DESCRIPTION OF THE TASK = From the entries below, pull out each line where "color" appears.

[[ RECORDS FOR THE TASK open ]]

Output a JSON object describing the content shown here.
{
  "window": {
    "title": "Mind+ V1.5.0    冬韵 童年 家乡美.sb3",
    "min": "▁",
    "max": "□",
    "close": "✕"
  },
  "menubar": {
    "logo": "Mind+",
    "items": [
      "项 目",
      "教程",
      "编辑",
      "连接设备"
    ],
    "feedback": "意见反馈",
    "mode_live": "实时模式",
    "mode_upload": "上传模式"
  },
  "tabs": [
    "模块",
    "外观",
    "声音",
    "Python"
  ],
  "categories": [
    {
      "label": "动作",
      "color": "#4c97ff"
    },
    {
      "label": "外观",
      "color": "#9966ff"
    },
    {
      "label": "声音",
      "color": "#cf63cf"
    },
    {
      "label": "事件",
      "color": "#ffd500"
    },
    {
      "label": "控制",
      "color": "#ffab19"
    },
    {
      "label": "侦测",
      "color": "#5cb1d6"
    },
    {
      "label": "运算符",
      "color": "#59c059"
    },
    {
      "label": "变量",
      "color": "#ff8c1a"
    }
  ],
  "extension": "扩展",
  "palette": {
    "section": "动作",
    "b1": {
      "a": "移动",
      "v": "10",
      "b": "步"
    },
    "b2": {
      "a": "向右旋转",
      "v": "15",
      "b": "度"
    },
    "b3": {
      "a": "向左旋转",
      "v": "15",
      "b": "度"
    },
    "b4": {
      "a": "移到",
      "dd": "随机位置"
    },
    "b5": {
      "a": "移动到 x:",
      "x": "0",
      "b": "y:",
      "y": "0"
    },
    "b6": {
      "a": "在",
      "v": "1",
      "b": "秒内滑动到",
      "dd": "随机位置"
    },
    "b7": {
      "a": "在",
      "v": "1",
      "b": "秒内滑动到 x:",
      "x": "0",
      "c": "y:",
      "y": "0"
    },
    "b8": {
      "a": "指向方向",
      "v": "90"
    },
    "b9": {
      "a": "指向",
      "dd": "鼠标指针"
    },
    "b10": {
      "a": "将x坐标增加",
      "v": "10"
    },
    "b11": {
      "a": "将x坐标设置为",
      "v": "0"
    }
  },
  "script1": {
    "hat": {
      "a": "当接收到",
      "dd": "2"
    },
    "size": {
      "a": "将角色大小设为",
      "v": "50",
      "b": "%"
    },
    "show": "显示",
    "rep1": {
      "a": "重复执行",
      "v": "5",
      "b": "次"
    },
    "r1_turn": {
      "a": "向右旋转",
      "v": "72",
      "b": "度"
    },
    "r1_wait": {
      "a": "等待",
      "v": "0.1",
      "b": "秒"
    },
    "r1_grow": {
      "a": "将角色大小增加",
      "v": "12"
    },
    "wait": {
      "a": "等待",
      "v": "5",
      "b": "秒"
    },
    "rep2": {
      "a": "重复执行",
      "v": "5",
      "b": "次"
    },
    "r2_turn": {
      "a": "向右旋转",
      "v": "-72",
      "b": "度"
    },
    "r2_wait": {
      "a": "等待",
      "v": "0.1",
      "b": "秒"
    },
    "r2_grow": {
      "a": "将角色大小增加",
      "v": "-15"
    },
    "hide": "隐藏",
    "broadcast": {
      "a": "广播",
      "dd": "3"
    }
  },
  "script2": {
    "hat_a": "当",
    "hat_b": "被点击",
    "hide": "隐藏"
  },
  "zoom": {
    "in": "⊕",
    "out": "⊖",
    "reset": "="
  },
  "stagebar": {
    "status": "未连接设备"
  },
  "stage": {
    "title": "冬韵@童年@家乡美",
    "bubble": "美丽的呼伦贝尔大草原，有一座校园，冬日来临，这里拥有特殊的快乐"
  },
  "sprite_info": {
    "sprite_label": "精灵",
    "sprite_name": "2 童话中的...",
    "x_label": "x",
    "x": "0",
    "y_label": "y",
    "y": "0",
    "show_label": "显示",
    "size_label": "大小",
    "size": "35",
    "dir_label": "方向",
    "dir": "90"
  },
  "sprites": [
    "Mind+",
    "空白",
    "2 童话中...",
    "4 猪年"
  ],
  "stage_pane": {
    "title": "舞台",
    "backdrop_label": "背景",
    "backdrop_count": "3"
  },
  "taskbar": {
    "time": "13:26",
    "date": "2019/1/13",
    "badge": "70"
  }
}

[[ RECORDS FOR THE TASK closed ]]

THE COMPLETED TASK =
      "color": "#4c97ff"
      "color": "#9966ff"
      "color": "#cf63cf"
      "color": "#ffd500"
      "color": "#ffab19"
      "color": "#5cb1d6"
      "color": "#59c059"
      "color": "#ff8c1a"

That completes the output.